New PILOT Assumptions Still Flawed

Trevor W. Lewis Feb 12, 2024

Ohio’s Payment-in-lieu-of-Taxes (PILOT) program allows local communities to forego property tax revenue and instead collect a lower fixed, non-inflation adjusted annual payment from wind and solar energy developers over the project’s decades-long duration. Unfortunately, the General Assembly capped the program’s allowable payments, making it harder for communities to determine whether long-term PILOT plans offer a fair return compared to the true value of the forfeited taxes. The Buckeye Institute initially raised this concern regarding Frasier Solar’s plan to situate a 120-megawatt solar farm in Knox County, suggesting that officials ought to reassess the long-term tax revenue projections and, perhaps, wait until the state raises the statutory cap.

Responding to that advice, Frasier Solar re-ran its own numbers. That reassessment, however, included some flawed assumptions, and The Buckeye Institute stood by its original and justified concern.

Now, Frasier Solar points to new analysis by an Ohio State University professor—shared on an affiliated university website for “independent work”—that the company claims confirms the benefits of Frasier’s proposal and “directly refutes” The Buckeye Institute’s caution to Knox County.
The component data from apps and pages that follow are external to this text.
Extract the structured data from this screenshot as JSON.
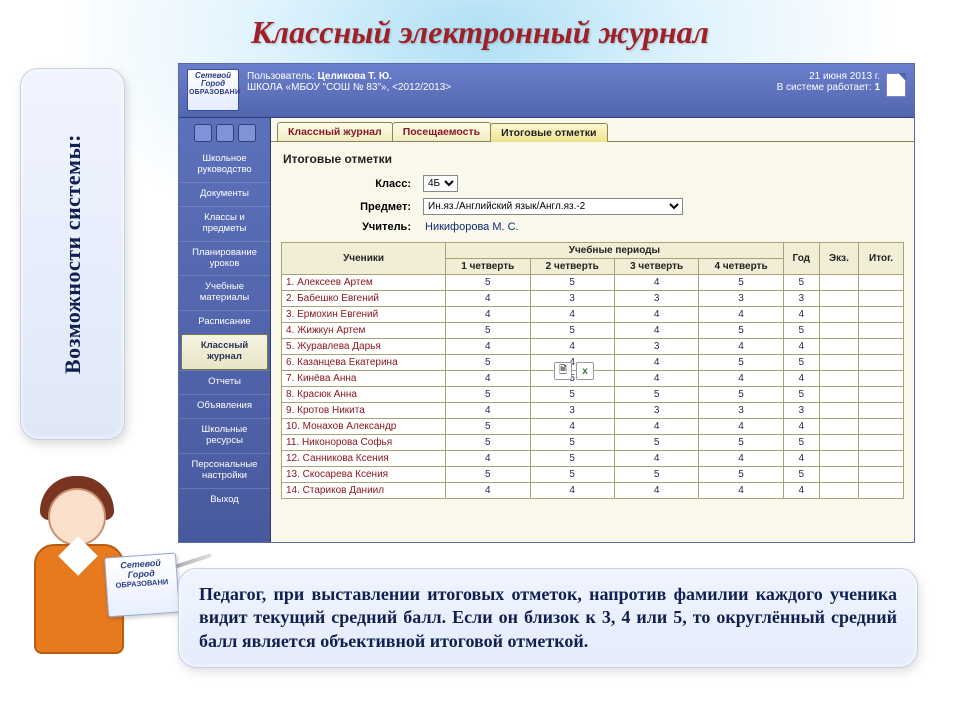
{
  "slide": {
    "title": "Классный электронный журнал",
    "sidebar_label": "Возможности системы:",
    "callout": "Педагог, при выставлении итоговых отметок, напротив фамилии каждого ученика видит текущий средний балл. Если он близок к 3, 4 или 5, то округлённый средний балл является объективной итоговой отметкой."
  },
  "logo": {
    "line1": "Сетевой",
    "line2": "Город",
    "line3": "ОБРАЗОВАНИ"
  },
  "header": {
    "user_label": "Пользователь:",
    "user_name": "Целикова Т. Ю.",
    "school": "ШКОЛА «МБОУ \"СОШ № 83\"»,  <2012/2013>",
    "date": "21 июня 2013 г.",
    "online_label": "В системе работает:",
    "online_count": "1"
  },
  "nav": {
    "items": [
      "Школьное руководство",
      "Документы",
      "Классы и предметы",
      "Планирование уроков",
      "Учебные материалы",
      "Расписание",
      "Классный журнал",
      "Отчеты",
      "Объявления",
      "Школьные ресурсы",
      "Персональные настройки",
      "Выход"
    ],
    "active_index": 6
  },
  "tabs": {
    "items": [
      "Классный журнал",
      "Посещаемость",
      "Итоговые отметки"
    ],
    "active_index": 2
  },
  "page": {
    "heading": "Итоговые отметки",
    "class_label": "Класс:",
    "class_value": "4Б",
    "subject_label": "Предмет:",
    "subject_value": "Ин.яз./Английский язык/Англ.яз.-2",
    "teacher_label": "Учитель:",
    "teacher_name": "Никифорова М. С."
  },
  "table": {
    "col_students": "Ученики",
    "col_periods": "Учебные периоды",
    "periods": [
      "1 четверть",
      "2 четверть",
      "3 четверть",
      "4 четверть"
    ],
    "col_year": "Год",
    "col_exam": "Экз.",
    "col_final": "Итог.",
    "rows": [
      {
        "n": "1.",
        "name": "Алексеев Артем",
        "g": [
          "5",
          "5",
          "4",
          "5",
          "5",
          "",
          ""
        ]
      },
      {
        "n": "2.",
        "name": "Бабешко Евгений",
        "g": [
          "4",
          "3",
          "3",
          "3",
          "3",
          "",
          ""
        ]
      },
      {
        "n": "3.",
        "name": "Ермохин Евгений",
        "g": [
          "4",
          "4",
          "4",
          "4",
          "4",
          "",
          ""
        ]
      },
      {
        "n": "4.",
        "name": "Жижкун Артем",
        "g": [
          "5",
          "5",
          "4",
          "5",
          "5",
          "",
          ""
        ]
      },
      {
        "n": "5.",
        "name": "Журавлева Дарья",
        "g": [
          "4",
          "4",
          "3",
          "4",
          "4",
          "",
          ""
        ]
      },
      {
        "n": "6.",
        "name": "Казанцева Екатерина",
        "g": [
          "5",
          "4",
          "4",
          "5",
          "5",
          "",
          ""
        ]
      },
      {
        "n": "7.",
        "name": "Кинёва Анна",
        "g": [
          "4",
          "5",
          "4",
          "4",
          "4",
          "",
          ""
        ]
      },
      {
        "n": "8.",
        "name": "Красюк Анна",
        "g": [
          "5",
          "5",
          "5",
          "5",
          "5",
          "",
          ""
        ]
      },
      {
        "n": "9.",
        "name": "Кротов Никита",
        "g": [
          "4",
          "3",
          "3",
          "3",
          "3",
          "",
          ""
        ]
      },
      {
        "n": "10.",
        "name": "Монахов Александр",
        "g": [
          "5",
          "4",
          "4",
          "4",
          "4",
          "",
          ""
        ]
      },
      {
        "n": "11.",
        "name": "Никонорова Софья",
        "g": [
          "5",
          "5",
          "5",
          "5",
          "5",
          "",
          ""
        ]
      },
      {
        "n": "12.",
        "name": "Санникова Ксения",
        "g": [
          "4",
          "5",
          "4",
          "4",
          "4",
          "",
          ""
        ]
      },
      {
        "n": "13.",
        "name": "Скосарева Ксения",
        "g": [
          "5",
          "5",
          "5",
          "5",
          "5",
          "",
          ""
        ]
      },
      {
        "n": "14.",
        "name": "Стариков Даниил",
        "g": [
          "4",
          "4",
          "4",
          "4",
          "4",
          "",
          ""
        ]
      }
    ]
  }
}
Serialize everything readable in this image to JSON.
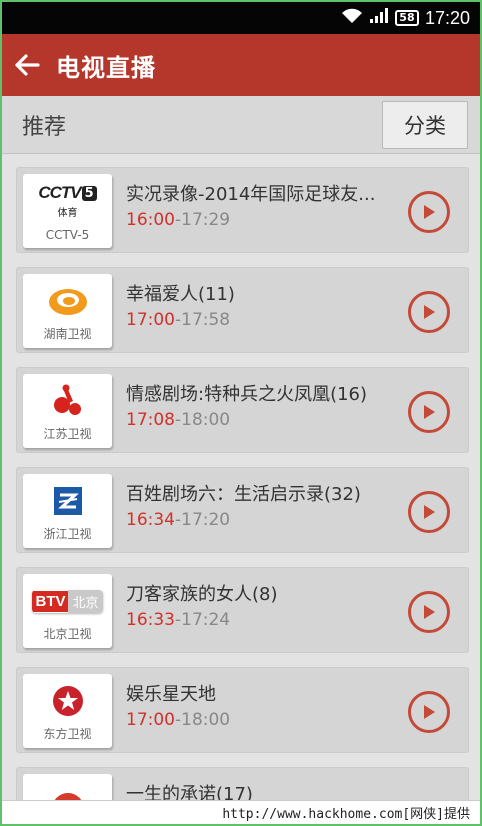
{
  "status_bar": {
    "battery": "58",
    "time": "17:20"
  },
  "app_bar": {
    "back_icon": "arrow-left-icon",
    "title": "电视直播"
  },
  "recommend_bar": {
    "title": "推荐",
    "category_button": "分类"
  },
  "channels": [
    {
      "logo": "cctv5-logo",
      "caption": "CCTV-5",
      "program": "实况录像-2014年国际足球友...",
      "start": "16:00",
      "end": "-17:29"
    },
    {
      "logo": "hunan-tv-logo",
      "caption": "湖南卫视",
      "program": "幸福爱人(11)",
      "start": "17:00",
      "end": "-17:58"
    },
    {
      "logo": "jiangsu-tv-logo",
      "caption": "江苏卫视",
      "program": "情感剧场:特种兵之火凤凰(16)",
      "start": "17:08",
      "end": "-18:00"
    },
    {
      "logo": "zhejiang-tv-logo",
      "caption": "浙江卫视",
      "program": "百姓剧场六：生活启示录(32)",
      "start": "16:34",
      "end": "-17:20"
    },
    {
      "logo": "beijing-tv-logo",
      "caption": "北京卫视",
      "program": "刀客家族的女人(8)",
      "start": "16:33",
      "end": "-17:24"
    },
    {
      "logo": "dragon-tv-logo",
      "caption": "东方卫视",
      "program": "娱乐星天地",
      "start": "17:00",
      "end": "-18:00"
    },
    {
      "logo": "partial-channel-logo",
      "caption": "",
      "program": "一生的承诺(17)",
      "start": "",
      "end": ""
    }
  ],
  "logo_text": {
    "cctv_main": "CCTV",
    "cctv_number": "5",
    "cctv_sub": "体育",
    "btv_main": "BTV",
    "btv_sub": "北京"
  },
  "footer": {
    "watermark": "http://www.hackhome.com[网侠]提供"
  },
  "colors": {
    "accent": "#b5362a",
    "start_time": "#d0312a",
    "play_ring": "#c34a38"
  }
}
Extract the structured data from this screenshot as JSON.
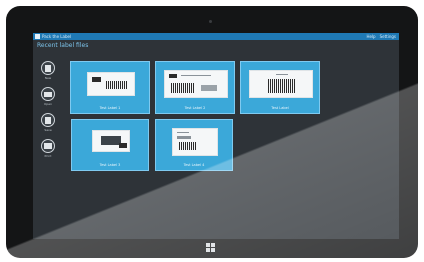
{
  "window": {
    "title": "Pack the Label",
    "toolbar_items": [
      "Help",
      "Settings"
    ]
  },
  "page": {
    "heading": "Recent label files"
  },
  "sidebar": {
    "items": [
      {
        "label": "New",
        "icon": "new-file-icon"
      },
      {
        "label": "Open",
        "icon": "folder-open-icon"
      },
      {
        "label": "Save",
        "icon": "save-icon"
      },
      {
        "label": "Print",
        "icon": "print-icon"
      }
    ]
  },
  "tiles": [
    {
      "label": "Test Label 1"
    },
    {
      "label": "Test Label 2"
    },
    {
      "label": "Test Label"
    },
    {
      "label": "Test Label 3"
    },
    {
      "label": "Test Label 4"
    }
  ],
  "colors": {
    "bezel": "#141516",
    "screen_bg": "#2e3338",
    "titlebar": "#1f79b5",
    "tile": "#3ba8d9",
    "heading": "#7cc3ea"
  },
  "taskbar": {
    "start_icon": "windows-logo-icon"
  }
}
The professor’s analysis hinges upon two unrealistic assumptions: first, the Biden administration’s inaccurately low real discount rate; and second, a future with low-to-no inflation projected.

The new analysis presents five economic scenarios, two of which assess Frasier’s proposal using either no discount rate at all or the Biden administration’s two percent inflation-adjusted discount rate that replaced the standard three and seven percent rates in November 2023. Discount rates are important because they highlight the short-term value of money versus the money’s value if and when received in the future. An inflation-adjusted—or real—discount rate of two percent is inappropriate for Knox County. An October 2023 report for the Utility Reform Network recommended a three percent minimum real discount rate for public utility projects. Anything less than a three percent real discount rate is Pollyannaish and risks shortchanging the community and its taxpayers in the long-run.

The professor’s other too-optimistic scenarios do not include a realistic inflation expectation and thus understate its impact on later cashflows. Two scenarios ignore inflation entirely, contrary to current and traditional federal guidelines that require all future cashflows to be adjusted for inflation. The remaining scenarios use a meager two percent inflation, which risks overstating the value of future PILOT revenue. Concerned about the impact of higher inflation on wind and solar energy leases, the Bureau of Land Management, last year, suggested increasing lease rentals by three percent per year. Likewise, PILOT payments cashflows should be analyzed using at least a three percent inflation rate. Without properly adjusting future PILOT cashflows for inflation, Knox County cannot determine whether the purchasing power of the PILOT income will hold steady and keep pace with inflation-adjusted property taxes over the next 40 years.

Although PILOT payments to Knox County would be “somewhat better” under a three percent discount rate/two percent inflation scenario, county officials should still understand that the PILOT payments’ value will not break even with the needs-based funding reduced property tax revenue until the 2050s. Even when needs-based funding is included, it is not a clear economic win for Knox County.

Knox County needs property tax revenues today to help close its $950,000 budget deficit. Granting the solar farm its PILOT tax breaks will maintain that deficit and ensure that the county’s property taxpayers ultimately pay more in the future. Knox County officials should at the very least critically consider the fatal flaws in this latest analysis and act based upon realistic projections and sound calculations that account for the realities of inflation.

Trevor W. Lewis is an economic research analyst at The Buckeye Institute.